▶ [What to do]: Across the entries below, count the lines in which the word "name" occurs. Reply with the count alone.

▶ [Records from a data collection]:
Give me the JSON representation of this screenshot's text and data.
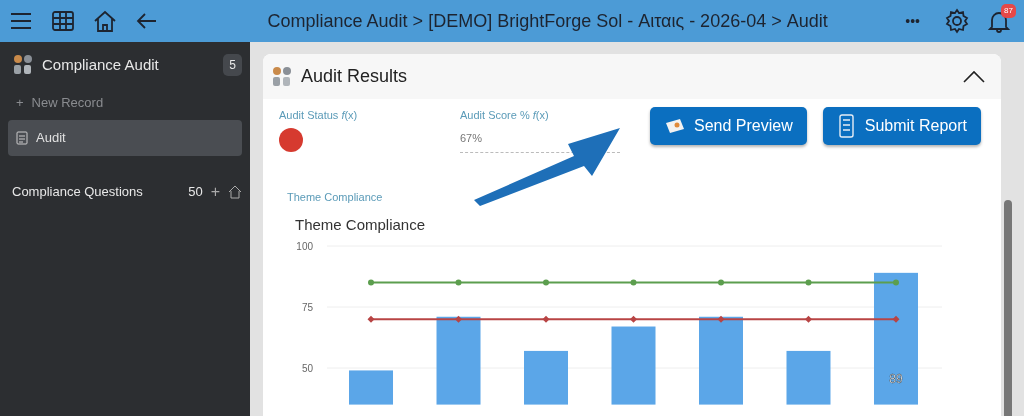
{
  "topbar": {
    "title": "Compliance Audit > [DEMO] BrightForge Sol - Αιταις - 2026-04 > Audit",
    "more": "•••",
    "notifications": "87"
  },
  "sidebar": {
    "title": "Compliance Audit",
    "count": "5",
    "new_record": "New Record",
    "new_icon": "+",
    "items": [
      {
        "label": "Audit",
        "selected": true
      }
    ],
    "sections": [
      {
        "label": "Compliance Questions",
        "count": "50",
        "add": "+"
      }
    ]
  },
  "card": {
    "title": "Audit Results",
    "expanded": true,
    "fields": [
      {
        "kind": "status",
        "label": "Audit Status *f*(x)",
        "color": "#d63a2f"
      },
      {
        "kind": "text",
        "label": "Audit Score % *f*(x)",
        "value": "67%"
      }
    ],
    "buttons": [
      {
        "kind": "send",
        "label": "Send Preview"
      },
      {
        "kind": "submit",
        "label": "Submit Report"
      }
    ],
    "chart_label": "Theme Compliance",
    "chart_data": {
      "type": "bar",
      "title": "Theme Compliance",
      "ylim": [
        35,
        100
      ],
      "yticks": [
        50,
        75,
        100
      ],
      "series": [
        {
          "type": "bar",
          "color": "#5ba6e8",
          "values": [
            49,
            71,
            57,
            67,
            71,
            57,
            89
          ]
        },
        {
          "type": "line",
          "color": "#5c9e4e",
          "marker": "circle",
          "values": [
            85,
            85,
            85,
            85,
            85,
            85,
            85
          ]
        },
        {
          "type": "line",
          "color": "#b84444",
          "marker": "diamond",
          "values": [
            70,
            70,
            70,
            70,
            70,
            70,
            70
          ]
        }
      ],
      "annotations": [
        "89"
      ]
    }
  }
}
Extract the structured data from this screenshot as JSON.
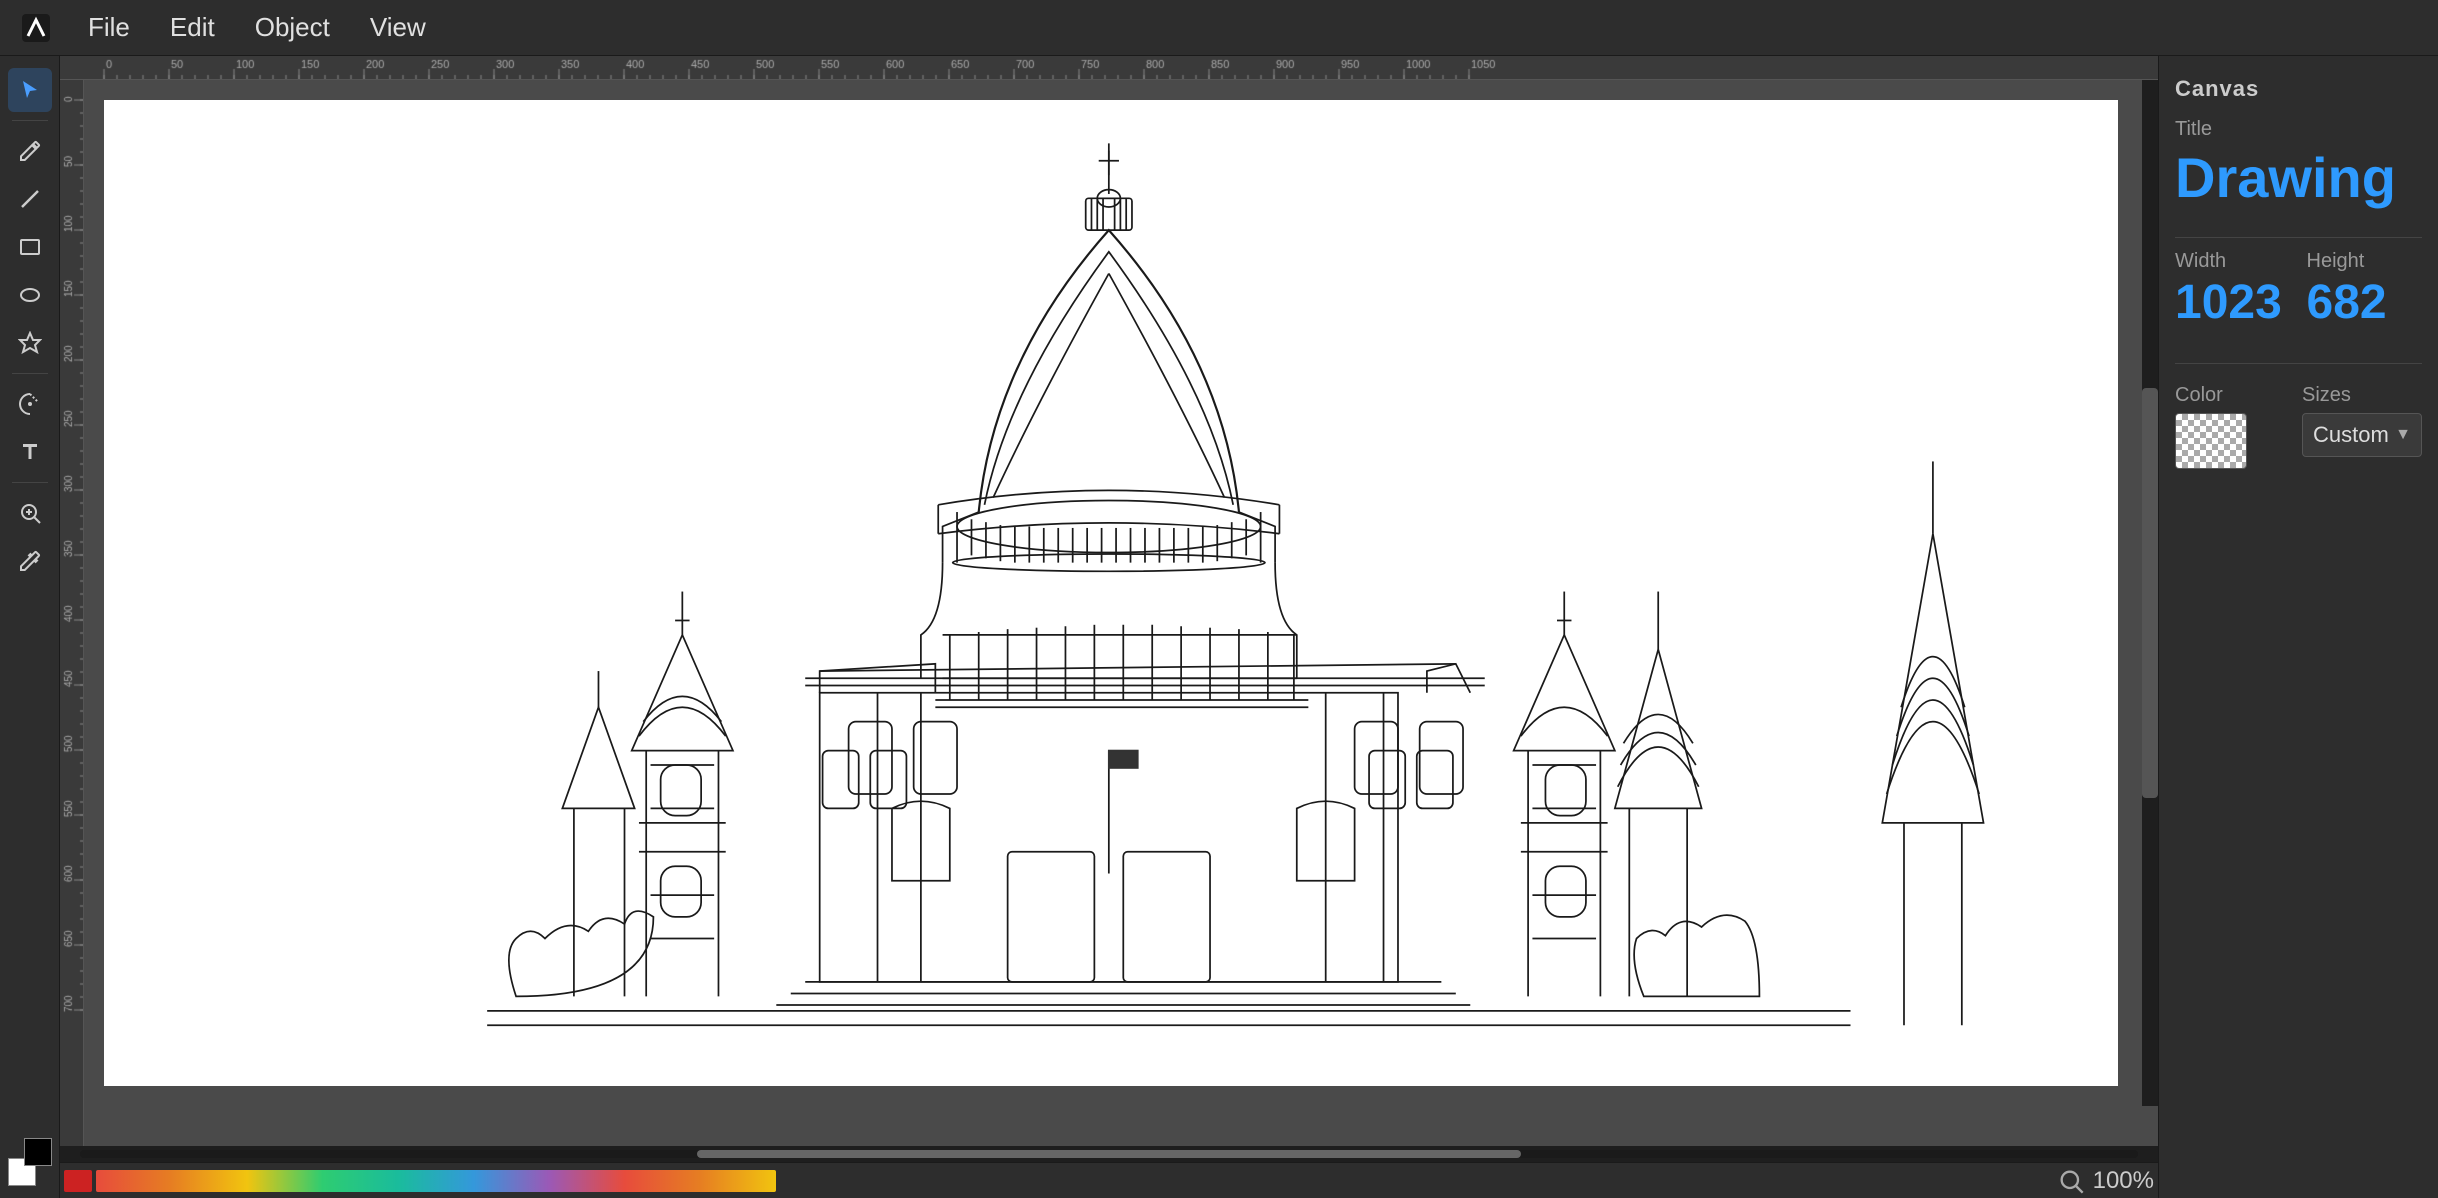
{
  "menubar": {
    "menus": [
      "File",
      "Edit",
      "Object",
      "View"
    ]
  },
  "toolbar": {
    "tools": [
      {
        "name": "select-tool",
        "label": "Select",
        "icon": "arrow",
        "active": true
      },
      {
        "name": "pencil-tool",
        "label": "Pencil",
        "icon": "pencil",
        "active": false
      },
      {
        "name": "line-tool",
        "label": "Line",
        "icon": "line",
        "active": false
      },
      {
        "name": "rectangle-tool",
        "label": "Rectangle",
        "icon": "rect",
        "active": false
      },
      {
        "name": "ellipse-tool",
        "label": "Ellipse",
        "icon": "ellipse",
        "active": false
      },
      {
        "name": "star-tool",
        "label": "Star",
        "icon": "star",
        "active": false
      },
      {
        "name": "pen-tool",
        "label": "Pen",
        "icon": "pen",
        "active": false
      },
      {
        "name": "text-tool",
        "label": "Text",
        "icon": "text",
        "active": false
      },
      {
        "name": "zoom-tool",
        "label": "Zoom",
        "icon": "zoom",
        "active": false
      },
      {
        "name": "dropper-tool",
        "label": "Dropper",
        "icon": "dropper",
        "active": false
      }
    ]
  },
  "canvas": {
    "panel_title": "Canvas",
    "title_label": "Title",
    "title_value": "Drawing",
    "width_label": "Width",
    "width_value": "1023",
    "height_label": "Height",
    "height_value": "682",
    "color_label": "Color",
    "sizes_label": "Sizes",
    "sizes_value": "Custom"
  },
  "zoom": {
    "level": "100%",
    "icon": "magnify"
  }
}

▶ [Task answer]: 10